Pieter Bruegel the Elder
The Triumph of Death, 1562
Oil on panel

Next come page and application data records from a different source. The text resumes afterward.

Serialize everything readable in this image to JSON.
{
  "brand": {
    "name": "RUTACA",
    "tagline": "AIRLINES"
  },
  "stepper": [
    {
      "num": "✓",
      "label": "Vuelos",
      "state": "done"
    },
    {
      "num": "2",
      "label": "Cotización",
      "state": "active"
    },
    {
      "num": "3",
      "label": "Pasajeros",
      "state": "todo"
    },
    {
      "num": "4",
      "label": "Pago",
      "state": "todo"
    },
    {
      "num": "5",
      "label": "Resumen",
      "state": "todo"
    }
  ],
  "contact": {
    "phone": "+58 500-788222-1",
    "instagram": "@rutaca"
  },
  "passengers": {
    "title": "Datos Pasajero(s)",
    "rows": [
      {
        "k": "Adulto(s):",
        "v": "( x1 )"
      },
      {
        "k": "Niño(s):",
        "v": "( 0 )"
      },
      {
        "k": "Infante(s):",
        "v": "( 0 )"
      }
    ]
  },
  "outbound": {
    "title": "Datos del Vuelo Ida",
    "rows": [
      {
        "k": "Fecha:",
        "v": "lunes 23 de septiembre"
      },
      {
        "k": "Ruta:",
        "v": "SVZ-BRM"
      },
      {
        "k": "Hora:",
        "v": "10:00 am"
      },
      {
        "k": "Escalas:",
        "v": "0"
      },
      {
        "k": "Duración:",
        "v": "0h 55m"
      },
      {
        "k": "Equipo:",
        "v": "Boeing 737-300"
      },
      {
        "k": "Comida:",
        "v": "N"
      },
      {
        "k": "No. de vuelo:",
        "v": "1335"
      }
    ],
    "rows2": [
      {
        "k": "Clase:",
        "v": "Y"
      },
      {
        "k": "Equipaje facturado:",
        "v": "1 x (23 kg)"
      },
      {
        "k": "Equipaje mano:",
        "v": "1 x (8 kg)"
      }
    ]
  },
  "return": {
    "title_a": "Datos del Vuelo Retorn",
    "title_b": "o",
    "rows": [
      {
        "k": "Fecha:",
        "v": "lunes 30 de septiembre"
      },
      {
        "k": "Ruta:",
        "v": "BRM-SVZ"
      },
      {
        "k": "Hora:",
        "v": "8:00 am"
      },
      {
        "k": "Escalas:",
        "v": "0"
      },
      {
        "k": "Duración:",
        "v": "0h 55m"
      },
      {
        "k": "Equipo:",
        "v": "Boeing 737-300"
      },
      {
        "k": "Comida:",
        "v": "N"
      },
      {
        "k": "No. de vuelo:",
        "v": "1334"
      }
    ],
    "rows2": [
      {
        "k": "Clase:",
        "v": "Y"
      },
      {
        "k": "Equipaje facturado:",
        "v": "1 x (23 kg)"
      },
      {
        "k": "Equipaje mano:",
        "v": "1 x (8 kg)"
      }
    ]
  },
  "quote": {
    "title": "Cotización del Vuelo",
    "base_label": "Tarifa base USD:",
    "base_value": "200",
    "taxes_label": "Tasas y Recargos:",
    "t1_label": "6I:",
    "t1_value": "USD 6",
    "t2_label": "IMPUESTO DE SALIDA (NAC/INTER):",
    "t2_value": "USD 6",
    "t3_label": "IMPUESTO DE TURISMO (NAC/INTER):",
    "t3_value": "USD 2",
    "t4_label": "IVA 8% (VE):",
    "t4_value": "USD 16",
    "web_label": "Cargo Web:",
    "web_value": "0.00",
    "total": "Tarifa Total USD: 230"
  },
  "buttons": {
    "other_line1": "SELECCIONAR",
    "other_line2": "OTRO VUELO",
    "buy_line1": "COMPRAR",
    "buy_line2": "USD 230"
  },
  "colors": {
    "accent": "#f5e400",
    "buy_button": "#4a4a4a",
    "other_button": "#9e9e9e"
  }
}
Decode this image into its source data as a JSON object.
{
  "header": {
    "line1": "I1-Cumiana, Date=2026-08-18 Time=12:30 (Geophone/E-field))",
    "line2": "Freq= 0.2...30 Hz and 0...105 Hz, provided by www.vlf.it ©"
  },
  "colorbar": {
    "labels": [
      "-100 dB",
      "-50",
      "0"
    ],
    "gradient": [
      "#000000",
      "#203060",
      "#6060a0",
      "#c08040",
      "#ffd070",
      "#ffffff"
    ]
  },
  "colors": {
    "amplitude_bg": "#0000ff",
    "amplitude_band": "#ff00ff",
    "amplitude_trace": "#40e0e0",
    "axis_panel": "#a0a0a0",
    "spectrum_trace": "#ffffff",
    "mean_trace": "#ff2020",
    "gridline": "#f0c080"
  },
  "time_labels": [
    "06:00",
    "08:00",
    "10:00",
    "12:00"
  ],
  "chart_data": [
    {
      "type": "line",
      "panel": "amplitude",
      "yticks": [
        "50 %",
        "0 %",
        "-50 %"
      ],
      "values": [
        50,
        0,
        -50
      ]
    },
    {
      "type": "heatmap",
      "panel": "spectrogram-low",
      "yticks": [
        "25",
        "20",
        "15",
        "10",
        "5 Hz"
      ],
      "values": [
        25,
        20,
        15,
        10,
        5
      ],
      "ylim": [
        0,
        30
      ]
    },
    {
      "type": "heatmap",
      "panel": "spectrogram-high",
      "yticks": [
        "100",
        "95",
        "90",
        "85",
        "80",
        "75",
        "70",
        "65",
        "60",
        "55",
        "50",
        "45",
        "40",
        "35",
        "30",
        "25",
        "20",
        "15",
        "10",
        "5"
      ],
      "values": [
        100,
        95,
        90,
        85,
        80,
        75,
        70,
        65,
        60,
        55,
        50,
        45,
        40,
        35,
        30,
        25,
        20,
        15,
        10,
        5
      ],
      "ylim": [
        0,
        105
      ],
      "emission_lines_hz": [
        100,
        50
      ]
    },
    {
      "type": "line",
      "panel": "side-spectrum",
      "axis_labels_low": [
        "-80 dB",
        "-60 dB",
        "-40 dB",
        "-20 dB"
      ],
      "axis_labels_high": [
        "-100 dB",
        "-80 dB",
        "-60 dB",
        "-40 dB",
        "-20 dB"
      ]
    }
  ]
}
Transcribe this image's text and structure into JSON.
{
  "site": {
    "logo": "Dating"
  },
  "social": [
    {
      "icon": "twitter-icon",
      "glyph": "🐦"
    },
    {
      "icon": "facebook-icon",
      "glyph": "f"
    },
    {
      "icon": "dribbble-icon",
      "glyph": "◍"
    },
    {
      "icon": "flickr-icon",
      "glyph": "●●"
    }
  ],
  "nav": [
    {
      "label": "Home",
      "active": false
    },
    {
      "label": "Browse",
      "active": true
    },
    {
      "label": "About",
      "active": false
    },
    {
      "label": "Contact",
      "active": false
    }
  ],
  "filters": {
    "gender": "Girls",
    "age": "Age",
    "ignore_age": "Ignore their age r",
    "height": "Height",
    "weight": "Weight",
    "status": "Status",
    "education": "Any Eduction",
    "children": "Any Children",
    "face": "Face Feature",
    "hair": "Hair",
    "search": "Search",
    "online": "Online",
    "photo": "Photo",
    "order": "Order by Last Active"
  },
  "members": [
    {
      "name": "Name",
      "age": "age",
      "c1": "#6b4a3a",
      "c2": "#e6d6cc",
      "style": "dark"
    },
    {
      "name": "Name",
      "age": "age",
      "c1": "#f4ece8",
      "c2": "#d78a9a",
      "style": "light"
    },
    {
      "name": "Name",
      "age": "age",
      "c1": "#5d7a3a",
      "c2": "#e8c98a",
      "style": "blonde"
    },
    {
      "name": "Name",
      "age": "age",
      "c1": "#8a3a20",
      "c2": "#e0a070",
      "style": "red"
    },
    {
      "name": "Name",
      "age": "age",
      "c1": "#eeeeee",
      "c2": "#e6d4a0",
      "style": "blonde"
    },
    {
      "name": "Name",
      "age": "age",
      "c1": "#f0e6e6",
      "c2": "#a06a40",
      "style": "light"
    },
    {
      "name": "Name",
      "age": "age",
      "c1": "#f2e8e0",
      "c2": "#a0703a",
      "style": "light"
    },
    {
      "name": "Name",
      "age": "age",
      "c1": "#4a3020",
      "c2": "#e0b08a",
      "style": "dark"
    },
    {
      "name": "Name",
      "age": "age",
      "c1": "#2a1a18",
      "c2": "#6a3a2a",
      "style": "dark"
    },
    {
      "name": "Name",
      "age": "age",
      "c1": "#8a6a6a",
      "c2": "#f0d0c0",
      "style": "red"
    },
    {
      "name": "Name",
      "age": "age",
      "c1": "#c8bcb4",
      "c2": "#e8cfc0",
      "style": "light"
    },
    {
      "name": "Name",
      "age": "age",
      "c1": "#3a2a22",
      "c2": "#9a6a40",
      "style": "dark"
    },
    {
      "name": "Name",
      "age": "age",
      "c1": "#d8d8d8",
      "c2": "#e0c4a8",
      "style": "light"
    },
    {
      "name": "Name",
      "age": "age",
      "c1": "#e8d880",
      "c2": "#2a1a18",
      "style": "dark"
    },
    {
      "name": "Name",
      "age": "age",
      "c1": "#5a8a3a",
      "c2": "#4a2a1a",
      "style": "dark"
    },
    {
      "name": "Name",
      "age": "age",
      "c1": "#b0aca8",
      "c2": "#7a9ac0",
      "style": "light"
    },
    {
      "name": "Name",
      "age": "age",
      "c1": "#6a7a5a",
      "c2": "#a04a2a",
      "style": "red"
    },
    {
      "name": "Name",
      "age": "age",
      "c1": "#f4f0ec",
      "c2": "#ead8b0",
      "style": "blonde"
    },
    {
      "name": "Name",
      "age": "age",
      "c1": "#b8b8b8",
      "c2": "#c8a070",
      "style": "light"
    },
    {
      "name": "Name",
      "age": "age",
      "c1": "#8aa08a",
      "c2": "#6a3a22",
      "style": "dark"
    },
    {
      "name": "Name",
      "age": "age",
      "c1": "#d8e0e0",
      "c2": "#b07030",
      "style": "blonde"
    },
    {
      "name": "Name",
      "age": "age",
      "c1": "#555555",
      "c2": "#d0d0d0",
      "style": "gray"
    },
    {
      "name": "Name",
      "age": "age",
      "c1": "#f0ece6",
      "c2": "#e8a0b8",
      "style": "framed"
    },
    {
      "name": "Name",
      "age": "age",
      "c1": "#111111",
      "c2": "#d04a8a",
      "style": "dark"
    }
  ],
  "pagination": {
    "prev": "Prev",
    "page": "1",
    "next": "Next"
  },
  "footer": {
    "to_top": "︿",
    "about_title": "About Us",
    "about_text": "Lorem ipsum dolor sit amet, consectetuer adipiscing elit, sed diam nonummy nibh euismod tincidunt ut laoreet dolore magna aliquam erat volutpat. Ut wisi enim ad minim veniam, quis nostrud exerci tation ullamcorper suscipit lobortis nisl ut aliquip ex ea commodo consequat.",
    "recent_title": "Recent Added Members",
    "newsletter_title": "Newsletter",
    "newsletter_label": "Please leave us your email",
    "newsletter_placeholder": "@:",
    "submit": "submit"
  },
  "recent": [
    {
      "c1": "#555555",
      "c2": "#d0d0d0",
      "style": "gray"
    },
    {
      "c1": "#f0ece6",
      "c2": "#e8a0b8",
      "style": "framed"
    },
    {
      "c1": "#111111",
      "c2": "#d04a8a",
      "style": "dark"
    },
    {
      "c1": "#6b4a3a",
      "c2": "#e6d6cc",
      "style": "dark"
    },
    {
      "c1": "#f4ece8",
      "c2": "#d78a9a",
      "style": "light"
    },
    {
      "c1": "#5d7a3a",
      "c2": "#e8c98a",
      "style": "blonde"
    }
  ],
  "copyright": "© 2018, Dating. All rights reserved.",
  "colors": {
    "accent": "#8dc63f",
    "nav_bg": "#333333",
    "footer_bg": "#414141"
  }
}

Early in C.S. Lewis’ The Magician’s Nephew, we are confronted with the image of a dying world. Digory and Polly have landed, through the Wood between the Worlds, on Charn, a devastated, dry, cold, nasty place where the sun is red, large, and ineffective and where Jadis (the White Witch of The Lion, The Witch, and The Wardrobe) has used “the deplorable word” to kill all the other living beings on the planet. Continue reading “The Apocalypse of Christus Victor”